(Data excerpts Opens)

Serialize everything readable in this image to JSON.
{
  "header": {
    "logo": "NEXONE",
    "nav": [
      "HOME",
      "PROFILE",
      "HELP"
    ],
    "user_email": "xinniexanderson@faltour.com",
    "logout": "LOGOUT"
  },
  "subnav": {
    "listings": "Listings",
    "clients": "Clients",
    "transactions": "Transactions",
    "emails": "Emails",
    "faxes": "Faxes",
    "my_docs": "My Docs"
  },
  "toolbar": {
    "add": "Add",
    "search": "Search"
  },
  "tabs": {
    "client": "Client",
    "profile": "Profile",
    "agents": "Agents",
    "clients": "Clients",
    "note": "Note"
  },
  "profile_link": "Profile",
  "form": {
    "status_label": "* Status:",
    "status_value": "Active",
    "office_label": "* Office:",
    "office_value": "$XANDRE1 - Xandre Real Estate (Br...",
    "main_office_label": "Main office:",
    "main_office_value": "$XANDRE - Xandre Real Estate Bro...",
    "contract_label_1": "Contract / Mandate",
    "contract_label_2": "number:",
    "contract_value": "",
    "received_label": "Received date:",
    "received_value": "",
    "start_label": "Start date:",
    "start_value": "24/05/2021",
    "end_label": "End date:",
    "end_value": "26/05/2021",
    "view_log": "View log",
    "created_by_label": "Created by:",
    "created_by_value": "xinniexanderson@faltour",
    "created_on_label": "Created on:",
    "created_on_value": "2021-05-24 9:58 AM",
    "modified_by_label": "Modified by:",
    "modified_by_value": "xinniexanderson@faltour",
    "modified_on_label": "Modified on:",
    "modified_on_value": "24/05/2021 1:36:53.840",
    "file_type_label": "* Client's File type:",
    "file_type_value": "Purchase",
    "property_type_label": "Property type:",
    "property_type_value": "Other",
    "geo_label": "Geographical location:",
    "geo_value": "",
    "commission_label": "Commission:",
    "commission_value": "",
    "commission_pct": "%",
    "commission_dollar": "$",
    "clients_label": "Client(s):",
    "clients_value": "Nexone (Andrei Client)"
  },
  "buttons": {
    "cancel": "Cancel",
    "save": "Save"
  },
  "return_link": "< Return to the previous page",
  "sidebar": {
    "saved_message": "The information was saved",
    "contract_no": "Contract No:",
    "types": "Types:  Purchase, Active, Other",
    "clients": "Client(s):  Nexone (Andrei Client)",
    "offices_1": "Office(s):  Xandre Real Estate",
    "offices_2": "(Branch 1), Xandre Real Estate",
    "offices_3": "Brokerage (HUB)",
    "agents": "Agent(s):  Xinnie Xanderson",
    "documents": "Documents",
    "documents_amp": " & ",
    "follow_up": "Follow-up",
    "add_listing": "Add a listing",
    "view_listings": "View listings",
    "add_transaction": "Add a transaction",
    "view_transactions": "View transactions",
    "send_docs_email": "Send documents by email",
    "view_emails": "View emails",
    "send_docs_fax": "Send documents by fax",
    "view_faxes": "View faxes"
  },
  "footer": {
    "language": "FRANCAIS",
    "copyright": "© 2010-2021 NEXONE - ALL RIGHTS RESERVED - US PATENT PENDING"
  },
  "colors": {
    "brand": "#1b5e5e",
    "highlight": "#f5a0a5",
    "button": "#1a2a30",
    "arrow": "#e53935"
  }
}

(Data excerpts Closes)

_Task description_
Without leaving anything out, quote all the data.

_Written solution_
Serialize everything readable in this image to JSON.
{
  "header": {
    "logo": "NEXONE",
    "nav": [
      "HOME",
      "PROFILE",
      "HELP"
    ],
    "user_email": "xinniexanderson@faltour.com",
    "logout": "LOGOUT"
  },
  "subnav": {
    "listings": "Listings",
    "clients": "Clients",
    "transactions": "Transactions",
    "emails": "Emails",
    "faxes": "Faxes",
    "my_docs": "My Docs"
  },
  "toolbar": {
    "add": "Add",
    "search": "Search"
  },
  "tabs": {
    "client": "Client",
    "profile": "Profile",
    "agents": "Agents",
    "clients": "Clients",
    "note": "Note"
  },
  "profile_link": "Profile",
  "form": {
    "status_label": "* Status:",
    "status_value": "Active",
    "office_label": "* Office:",
    "office_value": "$XANDRE1 - Xandre Real Estate (Br...",
    "main_office_label": "Main office:",
    "main_office_value": "$XANDRE - Xandre Real Estate Bro...",
    "contract_label_1": "Contract / Mandate",
    "contract_label_2": "number:",
    "contract_value": "",
    "received_label": "Received date:",
    "received_value": "",
    "start_label": "Start date:",
    "start_value": "24/05/2021",
    "end_label": "End date:",
    "end_value": "26/05/2021",
    "view_log": "View log",
    "created_by_label": "Created by:",
    "created_by_value": "xinniexanderson@faltour",
    "created_on_label": "Created on:",
    "created_on_value": "2021-05-24 9:58 AM",
    "modified_by_label": "Modified by:",
    "modified_by_value": "xinniexanderson@faltour",
    "modified_on_label": "Modified on:",
    "modified_on_value": "24/05/2021 1:36:53.840",
    "file_type_label": "* Client's File type:",
    "file_type_value": "Purchase",
    "property_type_label": "Property type:",
    "property_type_value": "Other",
    "geo_label": "Geographical location:",
    "geo_value": "",
    "commission_label": "Commission:",
    "commission_value": "",
    "commission_pct": "%",
    "commission_dollar": "$",
    "clients_label": "Client(s):",
    "clients_value": "Nexone (Andrei Client)"
  },
  "buttons": {
    "cancel": "Cancel",
    "save": "Save"
  },
  "return_link": "< Return to the previous page",
  "sidebar": {
    "saved_message": "The information was saved",
    "contract_no": "Contract No:",
    "types": "Types:  Purchase, Active, Other",
    "clients": "Client(s):  Nexone (Andrei Client)",
    "offices_1": "Office(s):  Xandre Real Estate",
    "offices_2": "(Branch 1), Xandre Real Estate",
    "offices_3": "Brokerage (HUB)",
    "agents": "Agent(s):  Xinnie Xanderson",
    "documents": "Documents",
    "documents_amp": " & ",
    "follow_up": "Follow-up",
    "add_listing": "Add a listing",
    "view_listings": "View listings",
    "add_transaction": "Add a transaction",
    "view_transactions": "View transactions",
    "send_docs_email": "Send documents by email",
    "view_emails": "View emails",
    "send_docs_fax": "Send documents by fax",
    "view_faxes": "View faxes"
  },
  "footer": {
    "language": "FRANCAIS",
    "copyright": "© 2010-2021 NEXONE - ALL RIGHTS RESERVED - US PATENT PENDING"
  },
  "colors": {
    "brand": "#1b5e5e",
    "highlight": "#f5a0a5",
    "button": "#1a2a30",
    "arrow": "#e53935"
  }
}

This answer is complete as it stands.